To be sure, this small example from a community in Conway, Arkansas, cannot transform the world. At the very least, it can add a bit of light to one very small corner of it. Levesque’s larger hope, and mine as well, is that something like the Brookdale experience can occur in many settings, enriching the lives of young and old, and serving as an antidote to the violence of our world. We process theologians speak of this larger hope as the hope for “ecological civilizations” in which communities emerge that are creative, compassionate, participatory, diverse, inclusive, ecologically wise, and spiritually satisfying – with no one left behind. They are the kinds of communities that Thomas Berry envisions when he speaks of a hoped-for Ecozoic Era.
There are many obstacles to these civilizations, many things that get in the way of their realization: political, economic, intellectual, and spiritual. A leading advocate of Ecological Civilization speaks of six transitions we need to undergo, individually and collectively, for these kinds of communities to emerge:
A shift from hyper-individualism to person-in-community.

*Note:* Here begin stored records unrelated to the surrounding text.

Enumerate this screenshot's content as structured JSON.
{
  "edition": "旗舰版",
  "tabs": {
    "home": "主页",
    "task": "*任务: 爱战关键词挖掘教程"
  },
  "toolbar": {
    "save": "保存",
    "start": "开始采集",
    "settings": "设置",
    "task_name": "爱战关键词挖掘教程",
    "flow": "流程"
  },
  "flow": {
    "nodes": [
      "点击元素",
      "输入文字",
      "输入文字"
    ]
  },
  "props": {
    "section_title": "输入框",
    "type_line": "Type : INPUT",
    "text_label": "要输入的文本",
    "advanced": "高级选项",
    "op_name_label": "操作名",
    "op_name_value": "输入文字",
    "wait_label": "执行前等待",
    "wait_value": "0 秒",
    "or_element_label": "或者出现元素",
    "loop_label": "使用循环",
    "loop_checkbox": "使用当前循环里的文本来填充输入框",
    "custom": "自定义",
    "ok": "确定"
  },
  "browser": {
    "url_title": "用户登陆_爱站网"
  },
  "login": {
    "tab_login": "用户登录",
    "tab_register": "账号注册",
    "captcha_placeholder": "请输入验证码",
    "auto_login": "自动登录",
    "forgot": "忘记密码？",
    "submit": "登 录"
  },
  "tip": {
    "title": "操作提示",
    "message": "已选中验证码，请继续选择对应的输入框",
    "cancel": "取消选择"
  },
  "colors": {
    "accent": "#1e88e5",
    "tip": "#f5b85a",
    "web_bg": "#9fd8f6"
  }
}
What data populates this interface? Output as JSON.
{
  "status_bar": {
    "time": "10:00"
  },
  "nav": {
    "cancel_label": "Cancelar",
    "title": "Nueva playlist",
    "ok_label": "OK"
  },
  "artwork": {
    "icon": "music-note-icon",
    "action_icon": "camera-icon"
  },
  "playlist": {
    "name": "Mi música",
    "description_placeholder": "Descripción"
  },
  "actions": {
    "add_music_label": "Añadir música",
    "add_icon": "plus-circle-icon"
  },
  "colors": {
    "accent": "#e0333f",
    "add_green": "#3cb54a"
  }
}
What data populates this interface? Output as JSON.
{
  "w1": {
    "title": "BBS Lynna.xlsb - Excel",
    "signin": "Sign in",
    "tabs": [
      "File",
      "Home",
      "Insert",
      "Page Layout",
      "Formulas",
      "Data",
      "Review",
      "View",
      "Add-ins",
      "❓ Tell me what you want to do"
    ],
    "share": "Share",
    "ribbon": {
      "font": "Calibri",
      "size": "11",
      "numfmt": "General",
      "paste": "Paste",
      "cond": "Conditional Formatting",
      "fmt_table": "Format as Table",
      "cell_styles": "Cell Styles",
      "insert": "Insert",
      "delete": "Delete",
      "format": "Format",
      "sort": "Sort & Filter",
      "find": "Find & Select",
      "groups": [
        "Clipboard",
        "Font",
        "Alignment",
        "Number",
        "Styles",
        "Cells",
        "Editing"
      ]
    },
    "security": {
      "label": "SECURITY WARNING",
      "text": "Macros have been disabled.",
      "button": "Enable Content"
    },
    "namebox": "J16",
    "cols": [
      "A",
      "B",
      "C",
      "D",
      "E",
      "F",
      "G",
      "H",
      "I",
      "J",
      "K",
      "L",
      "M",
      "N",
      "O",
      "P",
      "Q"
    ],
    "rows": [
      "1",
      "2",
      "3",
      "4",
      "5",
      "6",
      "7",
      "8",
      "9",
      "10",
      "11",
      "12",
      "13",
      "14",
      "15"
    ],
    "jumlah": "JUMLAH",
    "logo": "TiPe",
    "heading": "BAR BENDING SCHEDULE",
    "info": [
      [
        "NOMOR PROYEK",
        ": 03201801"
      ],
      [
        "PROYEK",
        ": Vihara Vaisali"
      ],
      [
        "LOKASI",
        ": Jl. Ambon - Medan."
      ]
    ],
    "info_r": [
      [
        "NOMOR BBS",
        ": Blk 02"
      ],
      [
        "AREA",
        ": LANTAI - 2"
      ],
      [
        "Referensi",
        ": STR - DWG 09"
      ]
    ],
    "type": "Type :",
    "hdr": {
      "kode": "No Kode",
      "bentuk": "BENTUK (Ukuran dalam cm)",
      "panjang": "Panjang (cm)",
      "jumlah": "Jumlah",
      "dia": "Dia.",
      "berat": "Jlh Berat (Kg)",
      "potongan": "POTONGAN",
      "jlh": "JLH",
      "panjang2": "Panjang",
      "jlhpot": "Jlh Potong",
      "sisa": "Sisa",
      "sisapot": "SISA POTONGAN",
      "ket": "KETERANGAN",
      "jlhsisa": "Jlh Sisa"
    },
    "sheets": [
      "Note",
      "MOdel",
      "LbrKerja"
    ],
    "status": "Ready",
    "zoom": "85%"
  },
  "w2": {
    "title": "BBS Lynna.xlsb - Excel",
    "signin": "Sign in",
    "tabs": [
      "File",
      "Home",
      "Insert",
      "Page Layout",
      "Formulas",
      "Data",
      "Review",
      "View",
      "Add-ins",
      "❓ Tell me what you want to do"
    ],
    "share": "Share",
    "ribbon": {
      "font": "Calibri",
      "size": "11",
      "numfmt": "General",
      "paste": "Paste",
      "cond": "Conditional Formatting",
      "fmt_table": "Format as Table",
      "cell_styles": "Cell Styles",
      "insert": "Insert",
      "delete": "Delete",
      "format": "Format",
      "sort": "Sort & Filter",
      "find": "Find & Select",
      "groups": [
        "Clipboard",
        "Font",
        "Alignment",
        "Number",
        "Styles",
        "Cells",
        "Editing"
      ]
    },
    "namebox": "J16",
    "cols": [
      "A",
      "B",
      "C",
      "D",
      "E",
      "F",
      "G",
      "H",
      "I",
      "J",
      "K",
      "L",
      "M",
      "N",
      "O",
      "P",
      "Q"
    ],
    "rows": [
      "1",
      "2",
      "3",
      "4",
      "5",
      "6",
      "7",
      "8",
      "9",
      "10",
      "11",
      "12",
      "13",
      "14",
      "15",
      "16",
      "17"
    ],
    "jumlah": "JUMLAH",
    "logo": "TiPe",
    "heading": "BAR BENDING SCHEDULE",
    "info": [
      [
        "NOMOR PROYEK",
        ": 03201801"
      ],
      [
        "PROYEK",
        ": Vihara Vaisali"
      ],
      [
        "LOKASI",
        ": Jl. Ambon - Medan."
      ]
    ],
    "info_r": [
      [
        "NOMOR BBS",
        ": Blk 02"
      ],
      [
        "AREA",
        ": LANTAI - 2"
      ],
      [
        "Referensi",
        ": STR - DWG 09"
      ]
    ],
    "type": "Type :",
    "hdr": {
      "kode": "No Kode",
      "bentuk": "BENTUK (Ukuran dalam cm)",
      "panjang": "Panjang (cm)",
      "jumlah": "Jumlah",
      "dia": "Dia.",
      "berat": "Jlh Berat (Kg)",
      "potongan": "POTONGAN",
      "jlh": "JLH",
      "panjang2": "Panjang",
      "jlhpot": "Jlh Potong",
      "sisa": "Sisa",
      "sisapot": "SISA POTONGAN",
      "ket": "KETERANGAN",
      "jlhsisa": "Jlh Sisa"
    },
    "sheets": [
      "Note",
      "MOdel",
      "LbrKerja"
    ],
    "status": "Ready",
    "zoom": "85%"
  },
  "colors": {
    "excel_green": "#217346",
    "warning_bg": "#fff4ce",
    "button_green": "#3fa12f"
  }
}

Is it possible that musicking in some small way, community by community, listener by listener, musicking might play a role in such transitions? After all, it helps accomplish at least two of the tasks, if only for a moment. It helps people grow beyond hyper-individualism and it helps them grow into a sense of person-in-community and also takes them into that unique and beautiful way of knowing we call "musical knowing."
- A shift from we/they thinking to world loyalty
- A shift from anthropocentrism to biophilia
- A shift from conventional morality to counter-cultural morality, in which we resist the powers of violence
- A shift from thinking of the world as a collection of objects to thinking of it as a communion of subjects
- A shift from sense-bound empiricism to a radical empiricism that includes many ways of knowing, including awe and wonder.
Only if it is combined with an emphasis on all ages and committed to helping create an all-age-friendly world. I cannot pretend that musicking alone can encourage these shifts. But I do suspect that, in combination with other practices, it can itself be a constructive practice that may be especially helpful in what can otherwise be humorless and joyless efforts at social transformation, all too rooted in the head but lacking sustenance for the long haul. And it is possible that musicking can be a special practice for musicians themselves, who seek some way of sharing their pleasures and talents in a constructive way.